    Further, in order to expedite the investigation of an ethics complaint by the Bar, an attorney's failure to respond to a request for information concerning allegations of ethical violations within a reasonable time will constitute an admission to those allegations for the purposes of the disciplinary proceeding.

    Based upon the foregoing opinion, we affirm the Committee's findings that respondent Martin violated Rule 8.1(b) of the West Virginia Rules of Professional Conduct by failing to respond to the written and oral requests for information by the Bar. This Court does hereby order that the respondent be publicly reprimanded for this violation. This Court also orders the respondent to cooperate with the Office of Bar Counsel in completing the investigation of Edgar Cobb's complaint. Respondent's continued failure to cooperate and respond to the Bar's requests for information concerning the underlying allegations in this matter will constitute an admission to those allegations. Finally, the respondent is ordered to pay the costs of the proceeding.

Public reprimand.

    



Footnote: 1This rule of professional conduct will also be referred to simply as Rule 8.1(b) when discussing its application in other jurisdictions.

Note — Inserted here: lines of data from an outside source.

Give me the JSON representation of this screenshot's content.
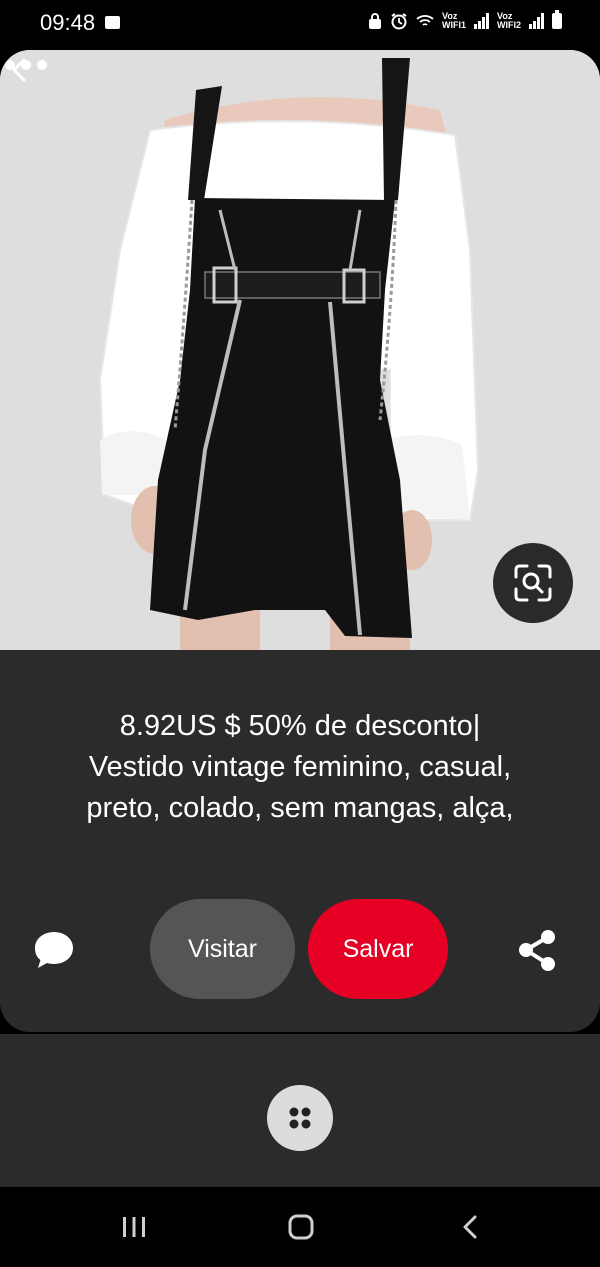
{
  "status_bar": {
    "time": "09:48",
    "sim1_label_top": "Voz",
    "sim1_label_bottom": "WIFI1",
    "sim2_label_top": "Voz",
    "sim2_label_bottom": "WIFI2",
    "icons": [
      "gallery-icon",
      "lock-icon",
      "alarm-icon",
      "wifi-icon",
      "signal-icon",
      "battery-icon"
    ]
  },
  "pin": {
    "image_subject": "black zip-front pinafore dress over white off-shoulder blouse",
    "title_lines": [
      "8.92US $ 50% de desconto|",
      "Vestido vintage feminino, casual,",
      "preto, colado, sem mangas, alça,"
    ]
  },
  "actions": {
    "visit_label": "Visitar",
    "save_label": "Salvar"
  },
  "colors": {
    "accent": "#e60023",
    "panel": "#2b2b2b",
    "visit_button": "#555555"
  }
}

In those situations, Rule 8.1(b) is substantially the same as Rule 8.1(b) of the West Virginia Rules of Professional Conduct.
Footnote: 2The respondent lived outside the subpoena power of the Committee. See article VI, § 9 of the By-Laws of the West Virginia State Bar.
Footnote: 3The Committee is empowered with the responsibility of investigating every complaint filed concerning legal ethics. Article VI, § 4 of the By-Laws of the West Virginia State Bar.
Footnote: 4See article VI, §§ 8 and 9 of the By-Laws of The West Virginia State Bar.
Footnote: 5Rule 53(c) of the Rules of the Arizona Supreme Court provides, in pertinent part, that:

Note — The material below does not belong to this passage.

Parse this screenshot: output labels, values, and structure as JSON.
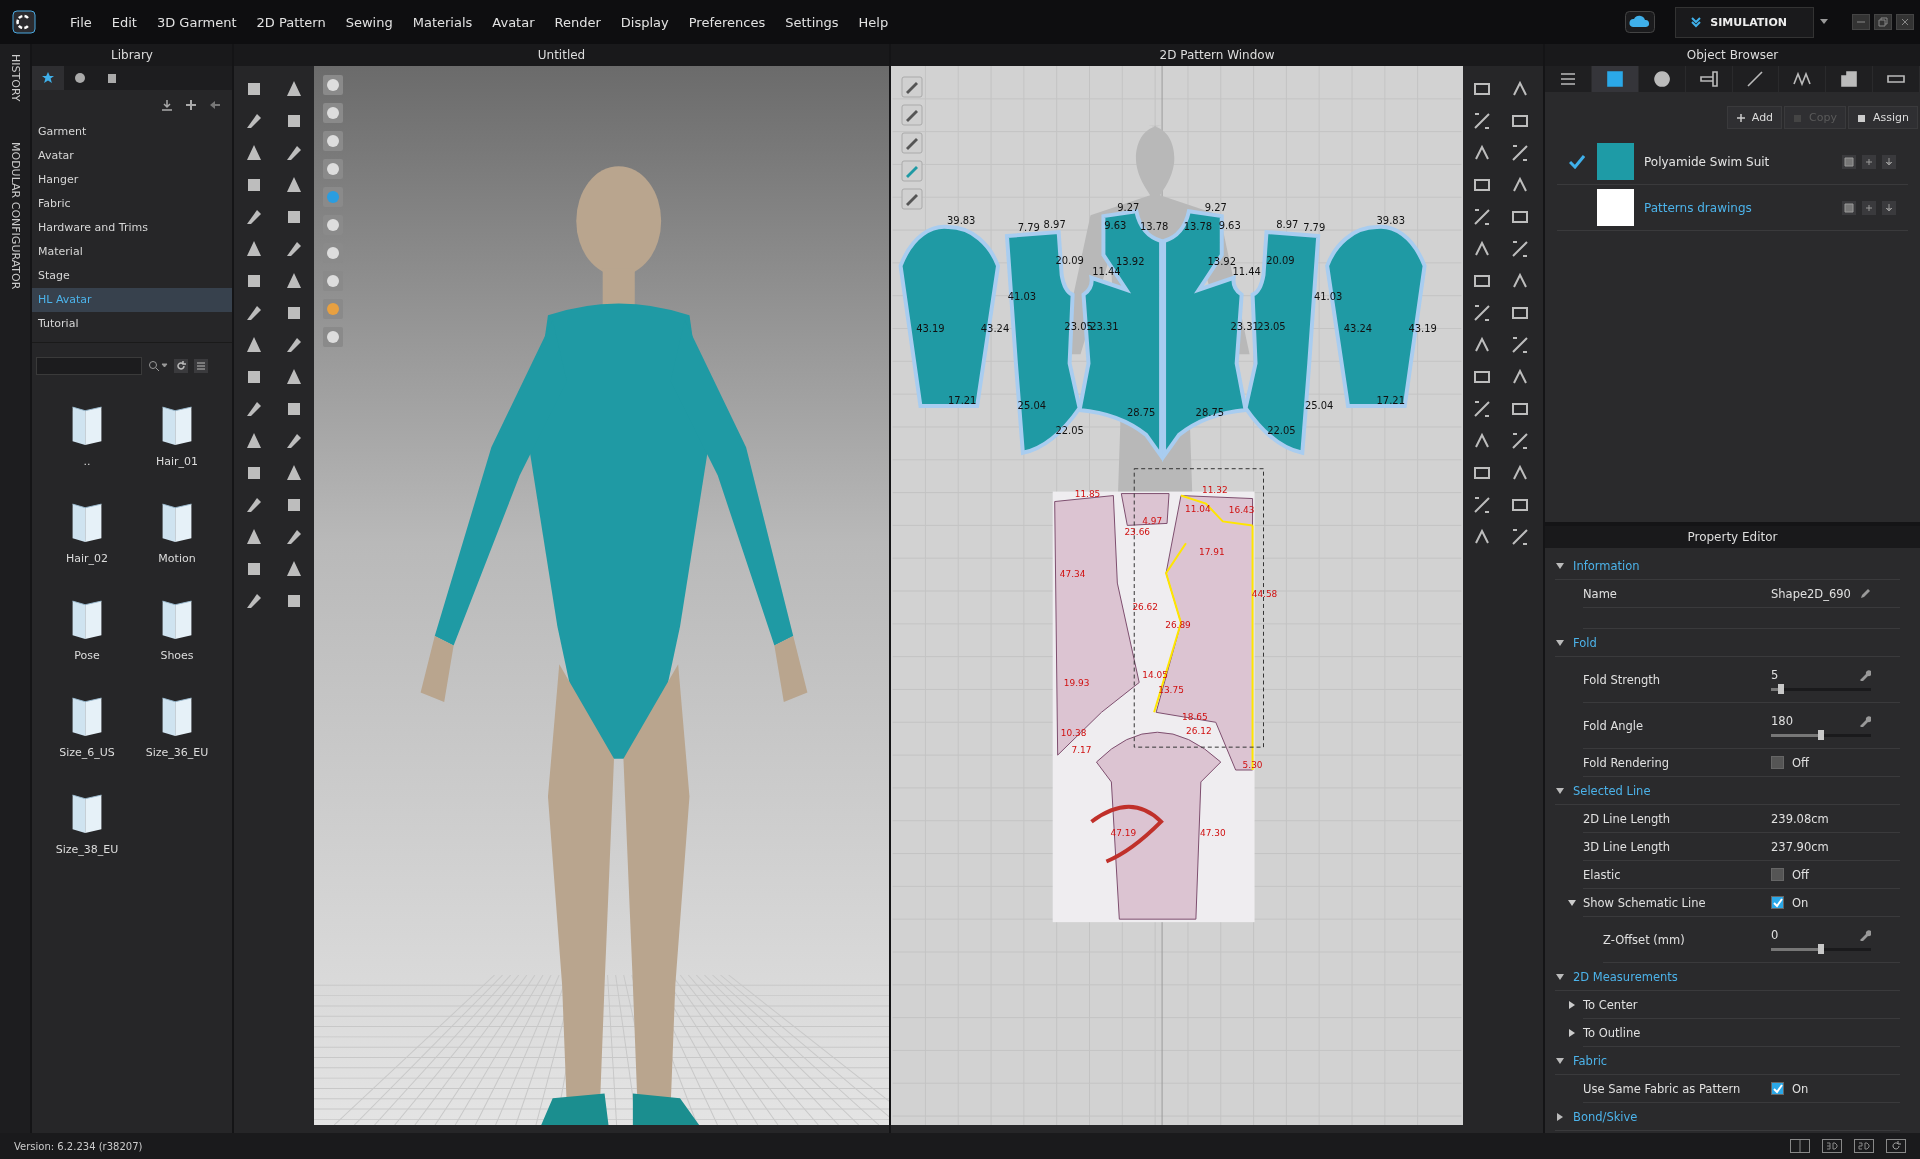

         1. Answer. Respondent shall file an answer and serve copies upon bar counsel and members of the committee within twenty days after service of the complaint unless the time is extended by the chairman of the committee. In the event respondent fails to answer within the prescribed time, the complaint shall be deemed admitted.